Takahito Mikasa, Emperor Hirohito’s younger brother, has dedicated much of his life to scholarship of the ancient Near East, is a fluent Hebrew speaker, and appears frequently at Jewish communal events in Tokyo. He traces his interest in Judaism, ultimately, to his experiences in World War II, when, shocked by the horrific behavior of the Japanese army at Nanking, he came to oppose the war and his country’s institutionalized brutality. Menachem Butler presents an overview of Mikasa’s journey:

[Mikasa] deplored the theories, . . . common [in Japan in the 1950s], that the Japanese and the Jews have some mystical affinity or spiritual identity apparent only to the initiated. The real relationship of the two peoples, more contrapuntal than identical, he considered to be more profound. . . .
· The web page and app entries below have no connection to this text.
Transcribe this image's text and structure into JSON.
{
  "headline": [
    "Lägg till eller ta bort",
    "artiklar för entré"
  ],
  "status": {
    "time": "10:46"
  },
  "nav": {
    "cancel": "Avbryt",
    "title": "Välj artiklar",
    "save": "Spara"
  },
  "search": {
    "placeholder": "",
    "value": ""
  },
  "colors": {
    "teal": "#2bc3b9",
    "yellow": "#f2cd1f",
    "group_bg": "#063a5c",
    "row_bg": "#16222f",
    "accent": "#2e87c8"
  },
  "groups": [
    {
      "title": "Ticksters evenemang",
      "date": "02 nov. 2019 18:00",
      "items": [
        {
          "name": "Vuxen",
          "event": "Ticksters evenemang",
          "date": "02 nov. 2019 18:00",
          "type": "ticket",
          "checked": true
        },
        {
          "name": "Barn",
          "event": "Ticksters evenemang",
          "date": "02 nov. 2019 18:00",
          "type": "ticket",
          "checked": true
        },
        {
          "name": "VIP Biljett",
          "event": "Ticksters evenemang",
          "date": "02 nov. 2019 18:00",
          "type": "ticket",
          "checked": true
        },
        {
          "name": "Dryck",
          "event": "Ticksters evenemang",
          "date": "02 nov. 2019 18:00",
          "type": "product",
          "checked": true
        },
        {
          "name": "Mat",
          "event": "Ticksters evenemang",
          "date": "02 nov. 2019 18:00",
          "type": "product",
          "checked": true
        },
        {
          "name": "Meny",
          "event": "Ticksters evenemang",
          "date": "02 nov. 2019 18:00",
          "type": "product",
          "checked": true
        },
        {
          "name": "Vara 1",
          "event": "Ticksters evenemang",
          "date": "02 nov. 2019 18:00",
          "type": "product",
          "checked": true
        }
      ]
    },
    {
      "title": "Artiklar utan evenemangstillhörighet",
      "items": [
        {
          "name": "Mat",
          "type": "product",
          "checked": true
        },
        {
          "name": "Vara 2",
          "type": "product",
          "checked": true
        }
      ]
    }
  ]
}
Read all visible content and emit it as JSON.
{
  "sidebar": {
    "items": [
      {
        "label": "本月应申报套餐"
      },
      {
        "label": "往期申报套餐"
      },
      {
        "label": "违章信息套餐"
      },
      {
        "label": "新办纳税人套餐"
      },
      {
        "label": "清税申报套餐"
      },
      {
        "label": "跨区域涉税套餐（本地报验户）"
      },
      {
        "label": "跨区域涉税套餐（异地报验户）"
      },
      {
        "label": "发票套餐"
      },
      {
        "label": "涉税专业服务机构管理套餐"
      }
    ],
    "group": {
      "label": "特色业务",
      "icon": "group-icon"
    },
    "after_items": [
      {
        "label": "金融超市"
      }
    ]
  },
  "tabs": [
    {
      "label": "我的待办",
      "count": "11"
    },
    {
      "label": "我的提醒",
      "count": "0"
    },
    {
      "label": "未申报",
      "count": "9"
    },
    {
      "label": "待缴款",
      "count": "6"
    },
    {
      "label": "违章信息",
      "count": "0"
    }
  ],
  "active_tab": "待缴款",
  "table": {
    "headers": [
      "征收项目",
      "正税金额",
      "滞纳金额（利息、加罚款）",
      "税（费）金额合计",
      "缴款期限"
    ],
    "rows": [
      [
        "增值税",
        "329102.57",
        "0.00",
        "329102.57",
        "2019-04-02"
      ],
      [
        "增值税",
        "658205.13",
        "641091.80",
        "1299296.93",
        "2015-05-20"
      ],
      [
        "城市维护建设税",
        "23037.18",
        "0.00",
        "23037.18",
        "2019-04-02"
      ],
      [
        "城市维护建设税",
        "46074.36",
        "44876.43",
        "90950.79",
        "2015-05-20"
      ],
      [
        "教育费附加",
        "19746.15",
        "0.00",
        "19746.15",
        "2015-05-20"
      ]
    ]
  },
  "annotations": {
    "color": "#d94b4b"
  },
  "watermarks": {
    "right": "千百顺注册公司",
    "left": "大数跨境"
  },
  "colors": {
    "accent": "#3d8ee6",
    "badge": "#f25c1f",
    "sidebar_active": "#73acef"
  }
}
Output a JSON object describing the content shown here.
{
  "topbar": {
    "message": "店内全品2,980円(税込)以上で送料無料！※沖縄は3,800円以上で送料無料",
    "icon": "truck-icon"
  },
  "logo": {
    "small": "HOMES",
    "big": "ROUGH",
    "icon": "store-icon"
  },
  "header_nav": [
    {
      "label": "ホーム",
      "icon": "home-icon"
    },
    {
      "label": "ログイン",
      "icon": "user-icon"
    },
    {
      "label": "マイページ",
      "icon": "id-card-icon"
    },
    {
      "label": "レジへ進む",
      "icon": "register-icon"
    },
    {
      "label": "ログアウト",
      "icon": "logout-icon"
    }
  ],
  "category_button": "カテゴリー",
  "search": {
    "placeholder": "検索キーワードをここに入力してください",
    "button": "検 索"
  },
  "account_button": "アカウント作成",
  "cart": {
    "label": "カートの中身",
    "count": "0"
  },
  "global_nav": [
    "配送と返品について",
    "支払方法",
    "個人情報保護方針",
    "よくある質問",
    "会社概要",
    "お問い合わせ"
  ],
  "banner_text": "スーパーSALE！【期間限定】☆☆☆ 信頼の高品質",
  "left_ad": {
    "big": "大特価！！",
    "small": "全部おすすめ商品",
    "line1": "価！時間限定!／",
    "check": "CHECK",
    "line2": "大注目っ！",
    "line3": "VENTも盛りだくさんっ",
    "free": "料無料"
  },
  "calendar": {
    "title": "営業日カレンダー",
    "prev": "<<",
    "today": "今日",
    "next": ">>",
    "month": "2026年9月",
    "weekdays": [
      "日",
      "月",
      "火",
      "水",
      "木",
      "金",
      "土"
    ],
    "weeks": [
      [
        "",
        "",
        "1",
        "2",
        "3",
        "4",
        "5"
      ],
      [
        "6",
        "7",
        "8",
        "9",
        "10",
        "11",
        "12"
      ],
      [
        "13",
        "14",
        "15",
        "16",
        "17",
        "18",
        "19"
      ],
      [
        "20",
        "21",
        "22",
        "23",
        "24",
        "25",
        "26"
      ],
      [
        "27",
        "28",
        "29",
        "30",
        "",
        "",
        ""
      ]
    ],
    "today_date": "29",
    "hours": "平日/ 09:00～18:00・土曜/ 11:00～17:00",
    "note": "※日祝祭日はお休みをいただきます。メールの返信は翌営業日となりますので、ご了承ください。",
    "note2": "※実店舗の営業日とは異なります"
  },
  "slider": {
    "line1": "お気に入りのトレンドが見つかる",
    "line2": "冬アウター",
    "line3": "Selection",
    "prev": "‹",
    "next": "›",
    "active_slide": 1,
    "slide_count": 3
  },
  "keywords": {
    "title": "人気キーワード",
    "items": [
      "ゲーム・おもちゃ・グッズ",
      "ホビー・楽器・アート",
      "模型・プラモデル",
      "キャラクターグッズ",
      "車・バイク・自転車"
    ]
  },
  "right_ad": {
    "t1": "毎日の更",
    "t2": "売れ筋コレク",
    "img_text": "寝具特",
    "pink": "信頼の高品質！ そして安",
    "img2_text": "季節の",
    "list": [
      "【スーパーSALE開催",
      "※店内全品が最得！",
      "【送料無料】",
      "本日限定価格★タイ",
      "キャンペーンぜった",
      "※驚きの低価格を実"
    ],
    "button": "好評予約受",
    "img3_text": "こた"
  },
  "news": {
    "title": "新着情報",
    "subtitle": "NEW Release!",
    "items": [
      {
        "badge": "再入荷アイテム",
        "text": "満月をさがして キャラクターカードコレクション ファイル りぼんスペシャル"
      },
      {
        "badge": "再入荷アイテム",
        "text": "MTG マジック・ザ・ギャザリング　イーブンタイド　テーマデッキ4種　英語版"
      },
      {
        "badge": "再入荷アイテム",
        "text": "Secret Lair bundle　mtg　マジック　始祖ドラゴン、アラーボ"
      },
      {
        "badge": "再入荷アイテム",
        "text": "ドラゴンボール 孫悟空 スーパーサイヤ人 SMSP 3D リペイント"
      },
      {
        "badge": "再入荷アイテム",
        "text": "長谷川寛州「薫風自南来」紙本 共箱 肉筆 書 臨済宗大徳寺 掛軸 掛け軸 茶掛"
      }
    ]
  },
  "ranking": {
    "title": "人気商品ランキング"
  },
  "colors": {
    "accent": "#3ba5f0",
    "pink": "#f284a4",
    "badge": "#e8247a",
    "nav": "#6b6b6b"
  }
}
He said that after the Western powers defeated Japan . . . he had had the on, the obligation, to Westernize himself. He had gone on to learn Western culture. And, he said, in the six years of his study, he discovered one supreme fact; that the Jews were the key to Western civilization. The truth incarnated in Judaism, a truth of being rather than of theory, is the central meaning of history. . . . History had brought him—Prince Mikasa—to the Jew, . . . and Judaism had brought him back to himself. For the Jew is not only the father of the West, he is the scion of the Orient. He is the holy bridge (a traditional and poignant Japanese symbol) between East and West. Through understanding Judaism, the prince regained a sense of his dignity as a member of his people; he was again proud to be Japanese.

Read more at Tablet

More about: History & Ideas, Japan, Judaism, Western civilization, World War II

An American Withdrawal from Iraq Would Hand Another Victory to Iran

Since October 7, the powerful network of Iran-backed militias in Iraq have carried out 120 attacks on U.S. forces stationed in the country. In the previous year, there were dozens of such attacks. The recent escalation has led some in the U.S. to press for the withdrawal of these forces, whose stated purpose in the country is to stamp out the remnants of Islamic State and to prevent the group’s resurgence. William Roberts explains why doing so would be a mistake:

American withdrawal from Iraq would cement Iran’s influence and jeopardize our substantial investment into the stabilization of Iraq and the wider region, threatening U.S. national security. Critics of the U.S. military presence argue that [it] risks a regional escalation in the ongoing conflict between Israel and Iran. However, in the long term, the U.S. military has provided critical assistance to Iraq’s security forces while preventing the escalation of other regional conflicts, such as clashes between Turkey and Kurdish groups in northern Iraq and Syria.

Ultimately, the only path forward to preserve a democratic, pluralistic, and sovereign Iraq is through engagement with the international community, especially the United States. Resisting Iran’s takeover will require the U.S. to draw international attention to the democratic backsliding in the country and to be present and engage continuously with Iraqi civil society in military and non-military matters. Surrendering Iraq to Iran’s agents would not only squander our substantial investment in Iraq’s stability; it would greatly increase Iran’s capability to threaten American interests in the Levant through its influence in Iraq, Syria, and Lebanon.

Read more at Providence

More about: Iran, Iraq, U.S. Foreign policy